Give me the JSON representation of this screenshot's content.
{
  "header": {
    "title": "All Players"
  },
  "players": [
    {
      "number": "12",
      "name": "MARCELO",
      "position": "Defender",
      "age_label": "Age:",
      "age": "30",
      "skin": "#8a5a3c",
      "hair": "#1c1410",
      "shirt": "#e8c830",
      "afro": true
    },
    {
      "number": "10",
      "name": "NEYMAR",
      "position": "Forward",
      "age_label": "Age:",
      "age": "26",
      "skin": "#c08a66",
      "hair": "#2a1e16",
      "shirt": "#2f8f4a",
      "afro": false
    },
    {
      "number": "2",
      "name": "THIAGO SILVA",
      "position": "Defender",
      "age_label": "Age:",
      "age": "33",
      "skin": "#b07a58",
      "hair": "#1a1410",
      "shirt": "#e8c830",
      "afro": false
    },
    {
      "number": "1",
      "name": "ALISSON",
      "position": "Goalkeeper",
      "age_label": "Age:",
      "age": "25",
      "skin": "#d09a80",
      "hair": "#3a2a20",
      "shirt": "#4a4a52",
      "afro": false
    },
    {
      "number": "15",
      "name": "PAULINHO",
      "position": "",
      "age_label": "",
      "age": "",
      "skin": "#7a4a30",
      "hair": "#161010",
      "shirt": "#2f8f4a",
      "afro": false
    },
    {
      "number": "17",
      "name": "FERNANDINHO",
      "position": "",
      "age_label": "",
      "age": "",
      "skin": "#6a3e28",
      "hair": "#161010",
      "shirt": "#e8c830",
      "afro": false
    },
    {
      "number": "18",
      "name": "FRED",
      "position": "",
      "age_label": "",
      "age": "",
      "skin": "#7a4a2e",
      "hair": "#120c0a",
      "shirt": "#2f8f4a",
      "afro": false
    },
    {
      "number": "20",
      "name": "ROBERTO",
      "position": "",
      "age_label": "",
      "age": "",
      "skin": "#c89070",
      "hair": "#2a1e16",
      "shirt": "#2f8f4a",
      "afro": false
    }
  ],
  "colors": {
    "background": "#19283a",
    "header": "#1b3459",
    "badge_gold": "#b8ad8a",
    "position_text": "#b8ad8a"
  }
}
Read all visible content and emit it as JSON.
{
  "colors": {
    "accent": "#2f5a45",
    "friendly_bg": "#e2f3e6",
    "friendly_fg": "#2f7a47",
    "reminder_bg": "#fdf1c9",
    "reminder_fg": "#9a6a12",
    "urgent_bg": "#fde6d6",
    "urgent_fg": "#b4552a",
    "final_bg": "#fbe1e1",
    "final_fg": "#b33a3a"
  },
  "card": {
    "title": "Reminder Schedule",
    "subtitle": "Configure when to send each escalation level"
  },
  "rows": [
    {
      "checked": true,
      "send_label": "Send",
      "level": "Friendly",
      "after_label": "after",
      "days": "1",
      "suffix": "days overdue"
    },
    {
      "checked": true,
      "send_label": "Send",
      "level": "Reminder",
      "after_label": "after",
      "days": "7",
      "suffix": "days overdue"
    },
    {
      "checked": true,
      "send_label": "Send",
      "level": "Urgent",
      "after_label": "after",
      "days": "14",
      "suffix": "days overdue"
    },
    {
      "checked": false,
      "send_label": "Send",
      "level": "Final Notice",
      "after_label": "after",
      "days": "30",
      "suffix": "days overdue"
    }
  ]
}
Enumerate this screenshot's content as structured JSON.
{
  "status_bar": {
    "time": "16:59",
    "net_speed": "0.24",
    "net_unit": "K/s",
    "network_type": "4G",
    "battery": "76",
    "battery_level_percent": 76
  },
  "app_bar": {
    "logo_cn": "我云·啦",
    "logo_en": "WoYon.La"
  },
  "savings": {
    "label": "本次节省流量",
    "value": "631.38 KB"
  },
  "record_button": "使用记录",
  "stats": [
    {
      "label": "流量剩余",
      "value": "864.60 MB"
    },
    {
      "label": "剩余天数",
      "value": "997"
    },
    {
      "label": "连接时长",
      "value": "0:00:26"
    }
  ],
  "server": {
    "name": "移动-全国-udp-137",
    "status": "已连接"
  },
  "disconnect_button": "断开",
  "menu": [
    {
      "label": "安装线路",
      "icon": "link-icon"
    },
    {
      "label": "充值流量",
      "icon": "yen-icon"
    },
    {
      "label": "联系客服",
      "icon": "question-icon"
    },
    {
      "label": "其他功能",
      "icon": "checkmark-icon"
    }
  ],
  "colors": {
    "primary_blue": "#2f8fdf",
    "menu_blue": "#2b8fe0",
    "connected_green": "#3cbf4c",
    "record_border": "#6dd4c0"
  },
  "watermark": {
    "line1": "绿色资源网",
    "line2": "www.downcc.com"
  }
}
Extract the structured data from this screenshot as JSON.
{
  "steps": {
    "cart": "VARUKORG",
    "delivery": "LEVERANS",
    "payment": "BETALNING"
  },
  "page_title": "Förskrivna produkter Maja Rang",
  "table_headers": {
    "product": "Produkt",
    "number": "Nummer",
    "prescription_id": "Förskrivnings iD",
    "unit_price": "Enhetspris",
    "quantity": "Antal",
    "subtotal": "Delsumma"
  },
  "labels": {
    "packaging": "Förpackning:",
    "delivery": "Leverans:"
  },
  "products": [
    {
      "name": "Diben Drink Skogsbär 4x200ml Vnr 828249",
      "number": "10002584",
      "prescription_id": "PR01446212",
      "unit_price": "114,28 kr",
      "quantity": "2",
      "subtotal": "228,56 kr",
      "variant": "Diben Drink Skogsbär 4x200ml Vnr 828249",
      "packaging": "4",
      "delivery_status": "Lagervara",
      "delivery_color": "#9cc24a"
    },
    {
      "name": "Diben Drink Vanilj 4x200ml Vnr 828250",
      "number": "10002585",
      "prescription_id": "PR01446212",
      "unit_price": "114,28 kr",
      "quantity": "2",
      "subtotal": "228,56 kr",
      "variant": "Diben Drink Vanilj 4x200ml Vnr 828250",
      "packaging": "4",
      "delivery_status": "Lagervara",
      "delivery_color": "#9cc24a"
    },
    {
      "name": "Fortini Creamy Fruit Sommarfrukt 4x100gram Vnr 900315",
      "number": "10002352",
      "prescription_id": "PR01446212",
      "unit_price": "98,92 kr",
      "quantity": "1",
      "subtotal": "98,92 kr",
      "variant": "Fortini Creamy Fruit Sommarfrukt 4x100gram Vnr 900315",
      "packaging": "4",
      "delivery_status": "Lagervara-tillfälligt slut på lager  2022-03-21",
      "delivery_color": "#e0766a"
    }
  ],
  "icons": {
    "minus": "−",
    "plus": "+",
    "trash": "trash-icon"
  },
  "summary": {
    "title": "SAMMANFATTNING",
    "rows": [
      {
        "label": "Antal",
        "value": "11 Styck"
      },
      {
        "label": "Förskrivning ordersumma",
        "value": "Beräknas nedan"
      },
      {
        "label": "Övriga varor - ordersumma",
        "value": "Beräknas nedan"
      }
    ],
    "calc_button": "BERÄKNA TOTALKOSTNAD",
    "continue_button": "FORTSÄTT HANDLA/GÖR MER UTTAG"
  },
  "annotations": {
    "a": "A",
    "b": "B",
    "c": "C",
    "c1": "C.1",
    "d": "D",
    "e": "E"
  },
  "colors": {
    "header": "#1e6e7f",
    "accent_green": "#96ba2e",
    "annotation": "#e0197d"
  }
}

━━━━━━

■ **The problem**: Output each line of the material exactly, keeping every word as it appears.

■ **Reply to the exercise**:
Give me the JSON representation of this screenshot's content.
{
  "header": {
    "title": "All Players"
  },
  "players": [
    {
      "number": "12",
      "name": "MARCELO",
      "position": "Defender",
      "age_label": "Age:",
      "age": "30",
      "skin": "#8a5a3c",
      "hair": "#1c1410",
      "shirt": "#e8c830",
      "afro": true
    },
    {
      "number": "10",
      "name": "NEYMAR",
      "position": "Forward",
      "age_label": "Age:",
      "age": "26",
      "skin": "#c08a66",
      "hair": "#2a1e16",
      "shirt": "#2f8f4a",
      "afro": false
    },
    {
      "number": "2",
      "name": "THIAGO SILVA",
      "position": "Defender",
      "age_label": "Age:",
      "age": "33",
      "skin": "#b07a58",
      "hair": "#1a1410",
      "shirt": "#e8c830",
      "afro": false
    },
    {
      "number": "1",
      "name": "ALISSON",
      "position": "Goalkeeper",
      "age_label": "Age:",
      "age": "25",
      "skin": "#d09a80",
      "hair": "#3a2a20",
      "shirt": "#4a4a52",
      "afro": false
    },
    {
      "number": "15",
      "name": "PAULINHO",
      "position": "",
      "age_label": "",
      "age": "",
      "skin": "#7a4a30",
      "hair": "#161010",
      "shirt": "#2f8f4a",
      "afro": false
    },
    {
      "number": "17",
      "name": "FERNANDINHO",
      "position": "",
      "age_label": "",
      "age": "",
      "skin": "#6a3e28",
      "hair": "#161010",
      "shirt": "#e8c830",
      "afro": false
    },
    {
      "number": "18",
      "name": "FRED",
      "position": "",
      "age_label": "",
      "age": "",
      "skin": "#7a4a2e",
      "hair": "#120c0a",
      "shirt": "#2f8f4a",
      "afro": false
    },
    {
      "number": "20",
      "name": "ROBERTO",
      "position": "",
      "age_label": "",
      "age": "",
      "skin": "#c89070",
      "hair": "#2a1e16",
      "shirt": "#2f8f4a",
      "afro": false
    }
  ],
  "colors": {
    "background": "#19283a",
    "header": "#1b3459",
    "badge_gold": "#b8ad8a",
    "position_text": "#b8ad8a"
  }
}
Read all visible content and emit it as JSON.
{
  "colors": {
    "accent": "#2f5a45",
    "friendly_bg": "#e2f3e6",
    "friendly_fg": "#2f7a47",
    "reminder_bg": "#fdf1c9",
    "reminder_fg": "#9a6a12",
    "urgent_bg": "#fde6d6",
    "urgent_fg": "#b4552a",
    "final_bg": "#fbe1e1",
    "final_fg": "#b33a3a"
  },
  "card": {
    "title": "Reminder Schedule",
    "subtitle": "Configure when to send each escalation level"
  },
  "rows": [
    {
      "checked": true,
      "send_label": "Send",
      "level": "Friendly",
      "after_label": "after",
      "days": "1",
      "suffix": "days overdue"
    },
    {
      "checked": true,
      "send_label": "Send",
      "level": "Reminder",
      "after_label": "after",
      "days": "7",
      "suffix": "days overdue"
    },
    {
      "checked": true,
      "send_label": "Send",
      "level": "Urgent",
      "after_label": "after",
      "days": "14",
      "suffix": "days overdue"
    },
    {
      "checked": false,
      "send_label": "Send",
      "level": "Final Notice",
      "after_label": "after",
      "days": "30",
      "suffix": "days overdue"
    }
  ]
}
Enumerate this screenshot's content as structured JSON.
{
  "status_bar": {
    "time": "16:59",
    "net_speed": "0.24",
    "net_unit": "K/s",
    "network_type": "4G",
    "battery": "76",
    "battery_level_percent": 76
  },
  "app_bar": {
    "logo_cn": "我云·啦",
    "logo_en": "WoYon.La"
  },
  "savings": {
    "label": "本次节省流量",
    "value": "631.38 KB"
  },
  "record_button": "使用记录",
  "stats": [
    {
      "label": "流量剩余",
      "value": "864.60 MB"
    },
    {
      "label": "剩余天数",
      "value": "997"
    },
    {
      "label": "连接时长",
      "value": "0:00:26"
    }
  ],
  "server": {
    "name": "移动-全国-udp-137",
    "status": "已连接"
  },
  "disconnect_button": "断开",
  "menu": [
    {
      "label": "安装线路",
      "icon": "link-icon"
    },
    {
      "label": "充值流量",
      "icon": "yen-icon"
    },
    {
      "label": "联系客服",
      "icon": "question-icon"
    },
    {
      "label": "其他功能",
      "icon": "checkmark-icon"
    }
  ],
  "colors": {
    "primary_blue": "#2f8fdf",
    "menu_blue": "#2b8fe0",
    "connected_green": "#3cbf4c",
    "record_border": "#6dd4c0"
  },
  "watermark": {
    "line1": "绿色资源网",
    "line2": "www.downcc.com"
  }
}
Extract the structured data from this screenshot as JSON.
{
  "steps": {
    "cart": "VARUKORG",
    "delivery": "LEVERANS",
    "payment": "BETALNING"
  },
  "page_title": "Förskrivna produkter Maja Rang",
  "table_headers": {
    "product": "Produkt",
    "number": "Nummer",
    "prescription_id": "Förskrivnings iD",
    "unit_price": "Enhetspris",
    "quantity": "Antal",
    "subtotal": "Delsumma"
  },
  "labels": {
    "packaging": "Förpackning:",
    "delivery": "Leverans:"
  },
  "products": [
    {
      "name": "Diben Drink Skogsbär 4x200ml Vnr 828249",
      "number": "10002584",
      "prescription_id": "PR01446212",
      "unit_price": "114,28 kr",
      "quantity": "2",
      "subtotal": "228,56 kr",
      "variant": "Diben Drink Skogsbär 4x200ml Vnr 828249",
      "packaging": "4",
      "delivery_status": "Lagervara",
      "delivery_color": "#9cc24a"
    },
    {
      "name": "Diben Drink Vanilj 4x200ml Vnr 828250",
      "number": "10002585",
      "prescription_id": "PR01446212",
      "unit_price": "114,28 kr",
      "quantity": "2",
      "subtotal": "228,56 kr",
      "variant": "Diben Drink Vanilj 4x200ml Vnr 828250",
      "packaging": "4",
      "delivery_status": "Lagervara",
      "delivery_color": "#9cc24a"
    },
    {
      "name": "Fortini Creamy Fruit Sommarfrukt 4x100gram Vnr 900315",
      "number": "10002352",
      "prescription_id": "PR01446212",
      "unit_price": "98,92 kr",
      "quantity": "1",
      "subtotal": "98,92 kr",
      "variant": "Fortini Creamy Fruit Sommarfrukt 4x100gram Vnr 900315",
      "packaging": "4",
      "delivery_status": "Lagervara-tillfälligt slut på lager  2022-03-21",
      "delivery_color": "#e0766a"
    }
  ],
  "icons": {
    "minus": "−",
    "plus": "+",
    "trash": "trash-icon"
  },
  "summary": {
    "title": "SAMMANFATTNING",
    "rows": [
      {
        "label": "Antal",
        "value": "11 Styck"
      },
      {
        "label": "Förskrivning ordersumma",
        "value": "Beräknas nedan"
      },
      {
        "label": "Övriga varor - ordersumma",
        "value": "Beräknas nedan"
      }
    ],
    "calc_button": "BERÄKNA TOTALKOSTNAD",
    "continue_button": "FORTSÄTT HANDLA/GÖR MER UTTAG"
  },
  "annotations": {
    "a": "A",
    "b": "B",
    "c": "C",
    "c1": "C.1",
    "d": "D",
    "e": "E"
  },
  "colors": {
    "header": "#1e6e7f",
    "accent_green": "#96ba2e",
    "annotation": "#e0197d"
  }
}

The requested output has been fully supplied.